How do I review perfection?

I will start by complimenting the Tryon Concert Association, now in its 59th consecutive season of presenting chamber music concerts. Each year, they manage to have at least one world-renowned ensemble. For one day, the tiny town of Tryon becomes the center of musical life in North Carolina. Such was the case on Tuesday evening when the Berlin Philharmonic Wind Quintet came on stage at the Tryon Fine Arts Center.

Next, I will give some background regarding the Wind Quintet’s parent organization, the “Berliner Philharmoniker.” The Berlin Philharmonic Orchestra is very simply the world’s greatest symphony orchestra. It has had many distinguished conductors over the 140 years of its existence: Hans von Bülow, Wilhelm Furtwängler, Herbert von Karajan, Claudio Abbado and, currently, Simon Rattle. I attribute the orchestra’s continuous quality in no small measure to the fact that it is self-governing with the 126 musicians running the audition and selection process. Even the most distinguished maestro gets only one vote.

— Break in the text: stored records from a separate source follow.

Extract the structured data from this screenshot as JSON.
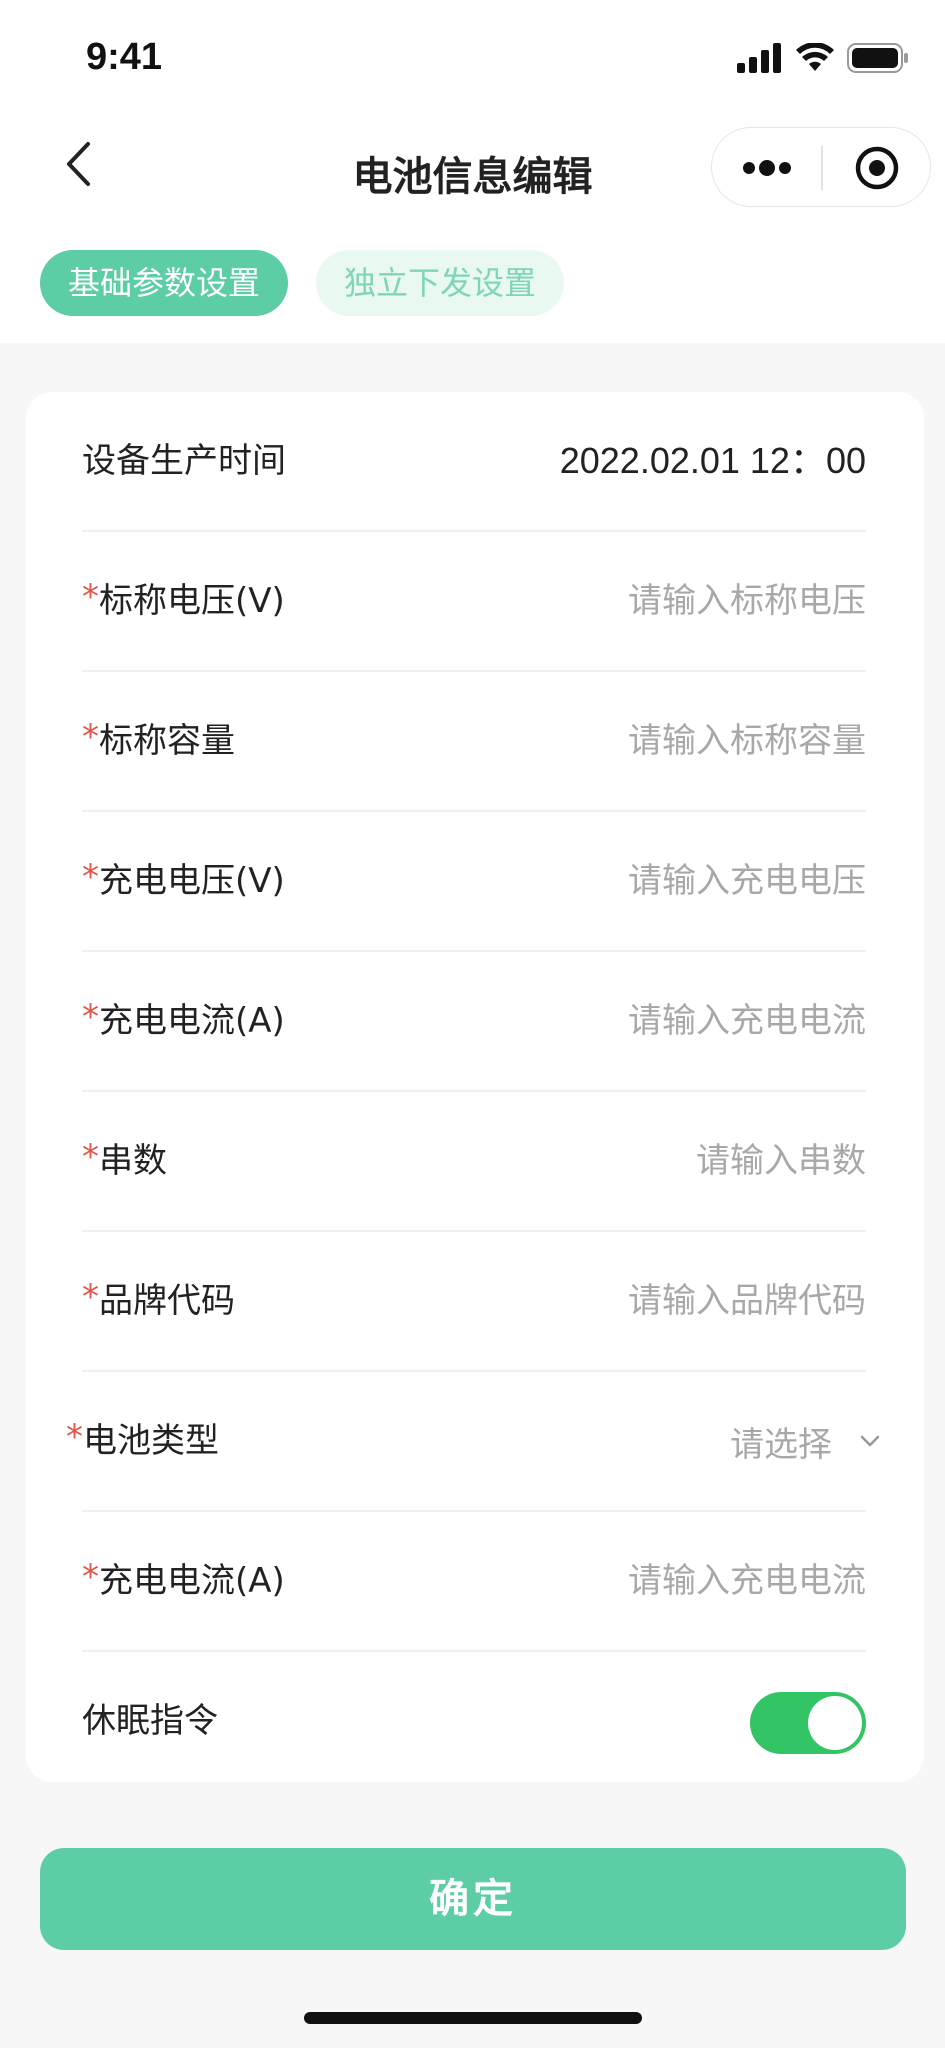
{
  "status_bar": {
    "time": "9:41",
    "icons": [
      "signal-icon",
      "wifi-icon",
      "battery-icon"
    ]
  },
  "nav": {
    "title": "电池信息编辑",
    "back_icon": "chevron-left-icon",
    "more_icon": "more-dots-icon",
    "close_icon": "target-close-icon"
  },
  "tabs": [
    {
      "label": "基础参数设置",
      "active": true
    },
    {
      "label": "独立下发设置",
      "active": false
    }
  ],
  "form": {
    "production_time": {
      "label": "设备生产时间",
      "value": "2022.02.01 12：00"
    },
    "nominal_voltage": {
      "required_mark": "*",
      "label": "标称电压(V)",
      "placeholder": "请输入标称电压"
    },
    "nominal_capacity": {
      "required_mark": "*",
      "label": "标称容量",
      "placeholder": "请输入标称容量"
    },
    "charge_voltage": {
      "required_mark": "*",
      "label": "充电电压(V)",
      "placeholder": "请输入充电电压"
    },
    "charge_current": {
      "required_mark": "*",
      "label": "充电电流(A)",
      "placeholder": "请输入充电电流"
    },
    "series_count": {
      "required_mark": "*",
      "label": "串数",
      "placeholder": "请输入串数"
    },
    "brand_code": {
      "required_mark": "*",
      "label": "品牌代码",
      "placeholder": "请输入品牌代码"
    },
    "battery_type": {
      "required_mark": "*",
      "label": "电池类型",
      "placeholder": "请选择",
      "icon": "chevron-down-icon"
    },
    "charge_current_2": {
      "required_mark": "*",
      "label": "充电电流(A)",
      "placeholder": "请输入充电电流"
    },
    "sleep_command": {
      "label": "休眠指令",
      "enabled": true
    }
  },
  "confirm_label": "确定",
  "colors": {
    "accent": "#5dcda5",
    "toggle_on": "#33c465",
    "required": "#e0574c",
    "placeholder": "#a8a8a8"
  }
}
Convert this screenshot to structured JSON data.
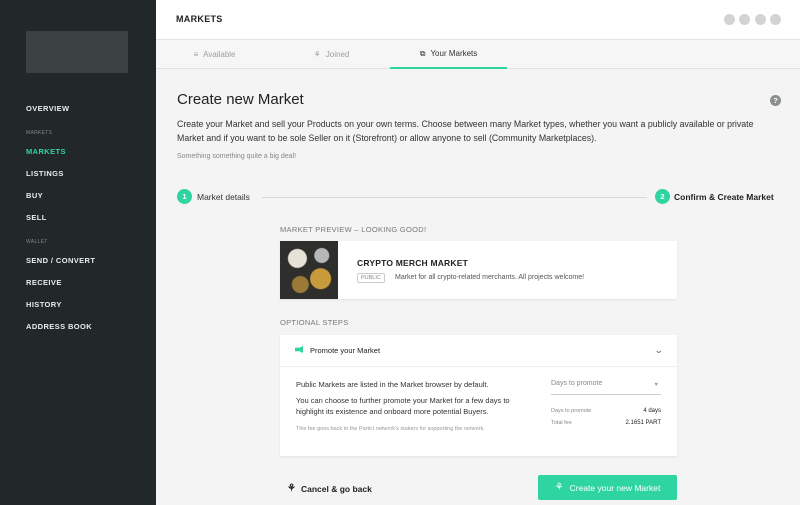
{
  "sidebar": {
    "items": [
      {
        "label": "OVERVIEW"
      },
      {
        "label": "MARKETS"
      },
      {
        "label": "LISTINGS"
      },
      {
        "label": "BUY"
      },
      {
        "label": "SELL"
      },
      {
        "label": "SEND / CONVERT"
      },
      {
        "label": "RECEIVE"
      },
      {
        "label": "HISTORY"
      },
      {
        "label": "ADDRESS BOOK"
      }
    ],
    "sections": {
      "markets": "MARKETS",
      "wallet": "WALLET"
    },
    "active_item": "MARKETS",
    "accent_color": "#2fd5a0"
  },
  "header": {
    "title": "MARKETS"
  },
  "tabs": [
    {
      "label": "Available",
      "icon": "list-icon"
    },
    {
      "label": "Joined",
      "icon": "network-icon"
    },
    {
      "label": "Your Markets",
      "icon": "window-icon",
      "active": true
    }
  ],
  "main": {
    "title": "Create new Market",
    "help_icon": "?",
    "intro": "Create your Market and sell your Products on your own terms. Choose between many Market types, whether you want a publicly available or private Market and if you want to be sole Seller on it (Storefront) or allow anyone to sell (Community Marketplaces).",
    "subtext": "Something something quite a big deal!"
  },
  "stepper": {
    "step1": {
      "number": "1",
      "label": "Market details"
    },
    "step2": {
      "number": "2",
      "label": "Confirm & Create Market"
    }
  },
  "preview": {
    "section_label": "MARKET PREVIEW – LOOKING GOOD!",
    "market_name": "CRYPTO MERCH MARKET",
    "badge": "PUBLIC",
    "description": "Market for all crypto-related merchants. All projects welcome!"
  },
  "optional": {
    "section_label": "OPTIONAL STEPS",
    "promote": {
      "title": "Promote your Market",
      "text1": "Public Markets are listed in the Market browser by default.",
      "text2": "You can choose to further promote your Market for a few days to highlight its existence and onboard more potential Buyers.",
      "note": "This fee goes back to the Particl network's stakers for supporting the network.",
      "select_placeholder": "Days to promote",
      "days_label": "Days to promote",
      "days_value": "4 days",
      "fee_label": "Total fee",
      "fee_value": "2.1651 PART"
    }
  },
  "actions": {
    "cancel": "Cancel & go back",
    "create": "Create your new Market"
  }
}
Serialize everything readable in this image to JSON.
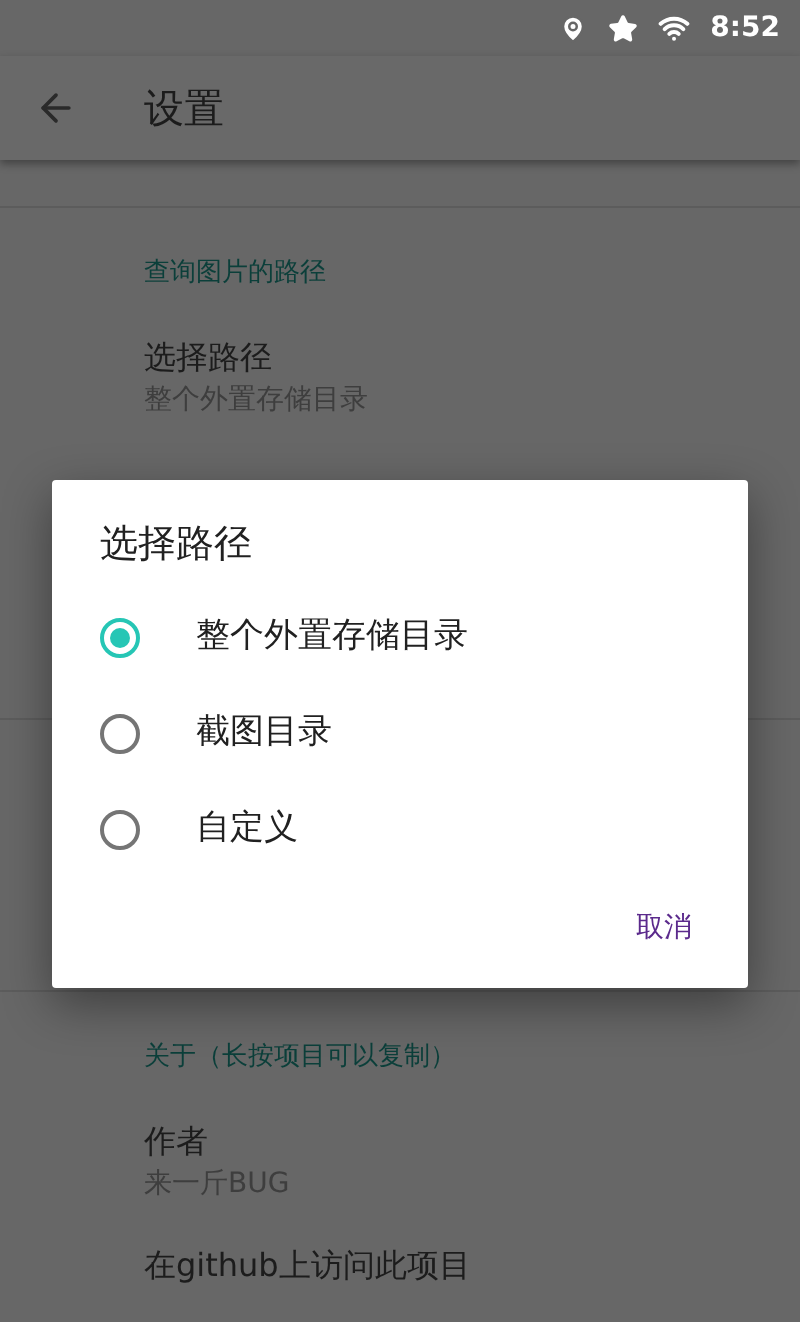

Walter Seyfarth initiated the Berlin Philharmonic Wind Quintet in the late 1980s and is still the group’s clarinetist. Several other current members have long been in the quintet: Michael Hasel, playing a superb modern German wooden flute, Andreas Wittman, oboe (and English horn), and Fergus McWilliam, French horn. Bassoonist Marion Reinhard is a more recent addition, but it is clear that the quintet has developed its tight ensemble from many years of performing together both in the orchestra and as a chamber group.

So after 25 years of gestation, we have an ensemble poised for perfection. All that is now required is perfection in programming, and it would be hard to improve upon the four pieces that were on Tuesday night’s program, two from the 20th century and one each from the 18th and 21st centuries.

Mozart’s Fantasy for Mechanical Organ, K.608, originally written for a clock that controlled mechanical flutes, has been arranged by Michael Hasel for wind quintet. Filled with Germanic precision, the piece benefitted greatly from being transcribed. Hasel has included subtleties that no mechanism could have produced, such as a counterpoint passage beginning mp and gradually crescendoing into chords for five instruments tutti.

Windquintet, by Kalevi Aho, is a post-modernist work that makes intelligent use of sonic effects from unusual doublings of the instruments and of the differing characteristics of their upper and lower registers. The four movements are subdivided, yet the work has an overall unity, concluding with a complicated fourth movement having instruments alternately off-stage (first the oboe and clarinet play from the wings, then later the horn and bassoon). The 2006 composition, the major work of the evening, is a significant addition to the repertoire for wind quintet, albeit one that should only be tackled by virtuoso musicians.

Following intermission was Samuel Barber’s one-movement “Summer Music,” a work which reminds me of the composer’s Knoxville: Summer of 1915. It is wistful and sentimental, and it provided an interlude of simple beauty between two complex works.

The concert concluded with Carl Nielsen’s familiar Quintet in A Major, Op. 43, a staple of the wind quintet repertoire. The third movement’s eleven variations ended the scheduled concert by showcasing the sheer virtuosity of all five musicians.

The capacity audience (315 seats) showed their appreciation of the impeccable musicianship they had just witnessed with a standing ovation. In response, the quintet gave an encore, a whimsical pastiche of American folk songs. It was the perfect end to a perfect concert.